**Directions:** Copy each line of the records below that mentions the word "近视度数".

Source data: Begin

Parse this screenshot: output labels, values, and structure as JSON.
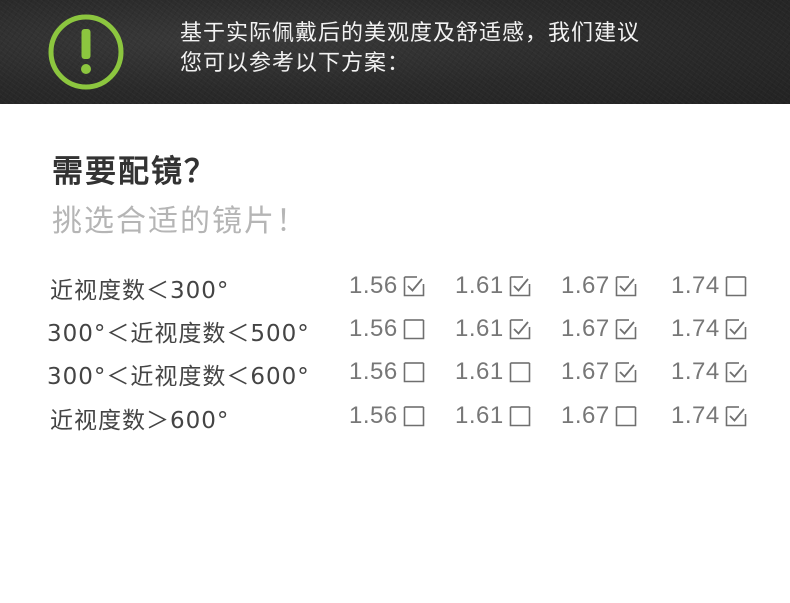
{
  "banner": {
    "icon": "exclamation-circle-icon",
    "accent": "#8cc63f",
    "line1": "基于实际佩戴后的美观度及舒适感，我们建议",
    "line2": "您可以参考以下方案："
  },
  "heading": {
    "title": "需要配镜？",
    "subtitle": "挑选合适的镜片！"
  },
  "rows": [
    {
      "label": "近视度数＜300°",
      "options": [
        {
          "value": "1.56",
          "checked": true
        },
        {
          "value": "1.61",
          "checked": true
        },
        {
          "value": "1.67",
          "checked": true
        },
        {
          "value": "1.74",
          "checked": false
        }
      ]
    },
    {
      "label": "300°＜近视度数＜500°",
      "options": [
        {
          "value": "1.56",
          "checked": false
        },
        {
          "value": "1.61",
          "checked": true
        },
        {
          "value": "1.67",
          "checked": true
        },
        {
          "value": "1.74",
          "checked": true
        }
      ]
    },
    {
      "label": "300°＜近视度数＜600°",
      "options": [
        {
          "value": "1.56",
          "checked": false
        },
        {
          "value": "1.61",
          "checked": false
        },
        {
          "value": "1.67",
          "checked": true
        },
        {
          "value": "1.74",
          "checked": true
        }
      ]
    },
    {
      "label": "近视度数＞600°",
      "options": [
        {
          "value": "1.56",
          "checked": false
        },
        {
          "value": "1.61",
          "checked": false
        },
        {
          "value": "1.67",
          "checked": false
        },
        {
          "value": "1.74",
          "checked": true
        }
      ]
    }
  ]
}
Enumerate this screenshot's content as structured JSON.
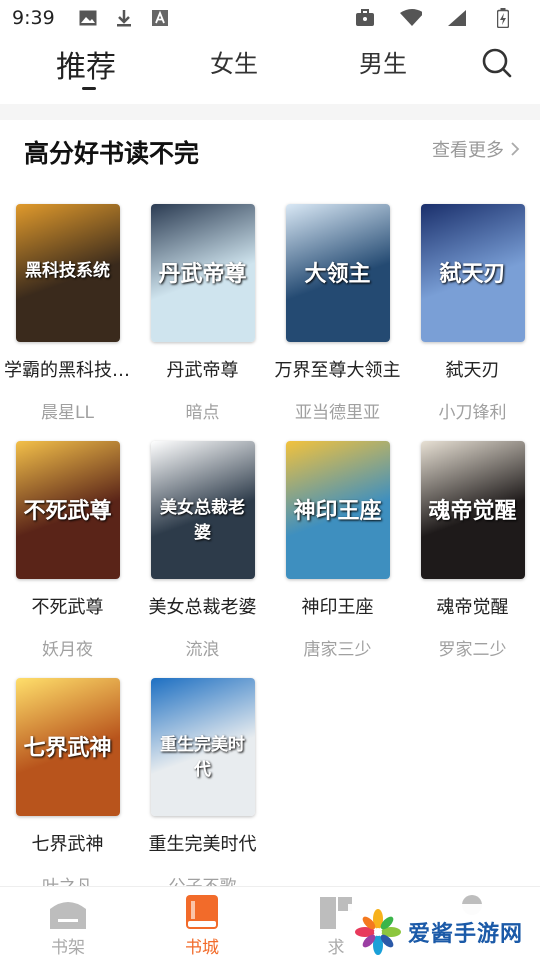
{
  "status_bar": {
    "time": "9:39"
  },
  "top_tabs": {
    "tabs": [
      {
        "label": "推荐"
      },
      {
        "label": "女生"
      },
      {
        "label": "男生"
      }
    ]
  },
  "section": {
    "title": "高分好书读不完",
    "more_label": "查看更多"
  },
  "books": [
    {
      "title": "学霸的黑科技系统",
      "author": "晨星LL",
      "cover_text": "黑科技系统",
      "cover_color": "#3a2a1c",
      "cover_accent": "#e09a2c"
    },
    {
      "title": "丹武帝尊",
      "author": "暗点",
      "cover_text": "丹武帝尊",
      "cover_color": "#cfe4ee",
      "cover_accent": "#2b3b52"
    },
    {
      "title": "万界至尊大领主",
      "author": "亚当德里亚",
      "cover_text": "大领主",
      "cover_color": "#244a72",
      "cover_accent": "#d9e8f5"
    },
    {
      "title": "弑天刃",
      "author": "小刀锋利",
      "cover_text": "弑天刃",
      "cover_color": "#7a9fd6",
      "cover_accent": "#1a2f6b"
    },
    {
      "title": "不死武尊",
      "author": "妖月夜",
      "cover_text": "不死武尊",
      "cover_color": "#5a2418",
      "cover_accent": "#f3c04a"
    },
    {
      "title": "美女总裁老婆",
      "author": "流浪",
      "cover_text": "美女总裁老婆",
      "cover_color": "#2d3b4a",
      "cover_accent": "#ffffff"
    },
    {
      "title": "神印王座",
      "author": "唐家三少",
      "cover_text": "神印王座",
      "cover_color": "#3e8fbf",
      "cover_accent": "#f2c23d"
    },
    {
      "title": "魂帝觉醒",
      "author": "罗家二少",
      "cover_text": "魂帝觉醒",
      "cover_color": "#1e1a1a",
      "cover_accent": "#e7e0d4"
    },
    {
      "title": "七界武神",
      "author": "叶之凡",
      "cover_text": "七界武神",
      "cover_color": "#b8541c",
      "cover_accent": "#ffdf6b"
    },
    {
      "title": "重生完美时代",
      "author": "公子不歌",
      "cover_text": "重生完美时代",
      "cover_color": "#e8ecef",
      "cover_accent": "#1d6fc2"
    }
  ],
  "bottom_nav": {
    "items": [
      {
        "label": "书架"
      },
      {
        "label": "书城"
      },
      {
        "label": "求"
      }
    ]
  },
  "watermark": {
    "text": "爱酱手游网"
  },
  "colors": {
    "accent": "#f26b2a",
    "muted": "#a0a0a0"
  }
}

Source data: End

**Output for this exercise:**
      "label": "近视度数＜300°",
      "label": "300°＜近视度数＜500°",
      "label": "300°＜近视度数＜600°",
      "label": "近视度数＞600°",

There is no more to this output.